Here's what happened. With less than a minute left, USC led 21-7, had the ball at midfield, and was ready to take a knee and run out the clock. UCLA coach Rick Neuheisel, however, decided this was the perfect opportunity to call a timeout and prolong the agony for his team/impress recruits with his "Never say die until you drop unconscious from repeatedly banging your head against the wall" attitude. The ridiculous timeout upset USC coach Pete Carroll so much that he put down his strawberry-banana smoothie, kicked off his flip-flops and decided that, dammit, two can play this game. So instead of having quarterback Matt Barkley take a knee, he called a long pass play that resulted in a 48-yard touchdown to make the score Salt 28, Wound 7.
Both coaches are being blasted for poor sportsmanship, but I applaud Carroll for the call. This wasn't running up the score. This was teaching a hated rival a lesson. Neuheisel needlessly wanted to keep the game going when his team had absolutely no chance of rallying? Fine. Face the consequences. And then start working on your pregame speech for next year.
Rather than condemn such behavior, we should encourage the passion and hatred that spark it. Such petty, spiteful, malicious, immature behavior is what separates college football from the bland, corporate, soulless NFL. College rivals should loathe each other. They should infuriate each other. They should taunt, demean and ridicule each other until every square inch of cork is covered on the locker room bulletin board. They should make each rivalry game's outcome justify a Costco-sized can of payback the next season.

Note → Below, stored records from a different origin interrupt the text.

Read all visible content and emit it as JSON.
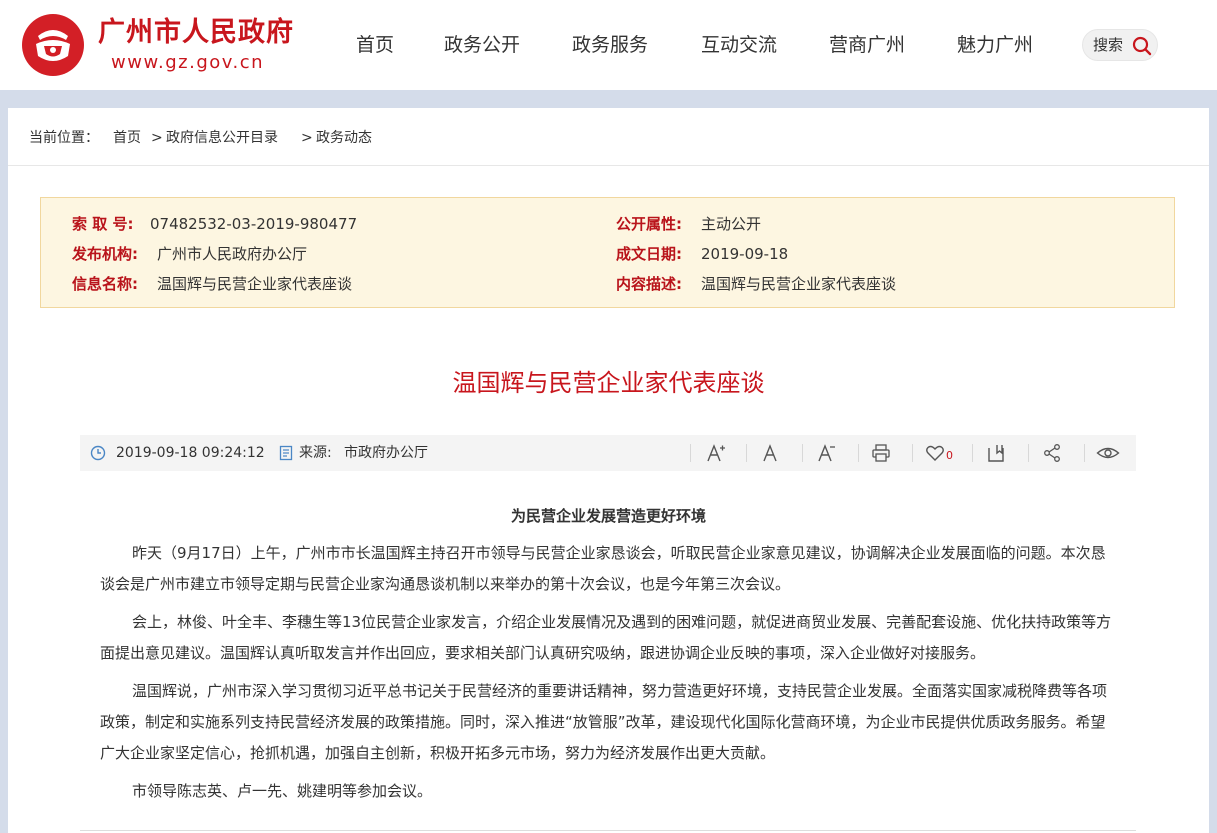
{
  "header": {
    "site_title": "广州市人民政府",
    "site_url": "www.gz.gov.cn",
    "nav": [
      "首页",
      "政务公开",
      "政务服务",
      "互动交流",
      "营商广州",
      "魅力广州"
    ],
    "search_label": "搜索"
  },
  "breadcrumb": {
    "prefix": "当前位置：",
    "items": [
      "首页",
      "政府信息公开目录",
      "政务动态"
    ],
    "separator": ">"
  },
  "meta": {
    "index_no_label": "索 取 号:",
    "index_no": "07482532-03-2019-980477",
    "publisher_label": "发布机构:",
    "publisher": "广州市人民政府办公厅",
    "info_name_label": "信息名称:",
    "info_name": "温国辉与民营企业家代表座谈",
    "attr_label": "公开属性:",
    "attr": "主动公开",
    "date_label": "成文日期:",
    "date": "2019-09-18",
    "desc_label": "内容描述:",
    "desc": "温国辉与民营企业家代表座谈"
  },
  "article": {
    "title": "温国辉与民营企业家代表座谈",
    "datetime": "2019-09-18 09:24:12",
    "source_label": "来源:",
    "source": "市政府办公厅",
    "like_count": "0",
    "subheading": "为民营企业发展营造更好环境",
    "paragraphs": [
      "昨天（9月17日）上午，广州市市长温国辉主持召开市领导与民营企业家恳谈会，听取民营企业家意见建议，协调解决企业发展面临的问题。本次恳谈会是广州市建立市领导定期与民营企业家沟通恳谈机制以来举办的第十次会议，也是今年第三次会议。",
      "会上，林俊、叶全丰、李穗生等13位民营企业家发言，介绍企业发展情况及遇到的困难问题，就促进商贸业发展、完善配套设施、优化扶持政策等方面提出意见建议。温国辉认真听取发言并作出回应，要求相关部门认真研究吸纳，跟进协调企业反映的事项，深入企业做好对接服务。",
      "温国辉说，广州市深入学习贯彻习近平总书记关于民营经济的重要讲话精神，努力营造更好环境，支持民营企业发展。全面落实国家减税降费等各项政策，制定和实施系列支持民营经济发展的政策措施。同时，深入推进“放管服”改革，建设现代化国际化营商环境，为企业市民提供优质政务服务。希望广大企业家坚定信心，抢抓机遇，加强自主创新，积极开拓多元市场，努力为经济发展作出更大贡献。",
      "市领导陈志英、卢一先、姚建明等参加会议。"
    ]
  },
  "colors": {
    "brand_red": "#c8161d",
    "meta_bg": "#fdf6e1"
  },
  "icons": [
    "emblem-logo",
    "search-icon",
    "clock-icon",
    "source-icon",
    "font-increase-icon",
    "font-reset-icon",
    "font-decrease-icon",
    "print-icon",
    "heart-icon",
    "bookmark-icon",
    "share-icon",
    "eye-icon"
  ]
}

That means coaches, too. After all, the fans can't be responsible for all the really futile and stupid gestures.
Which reminds this Washington alumnus: Nice game, Washington State fans.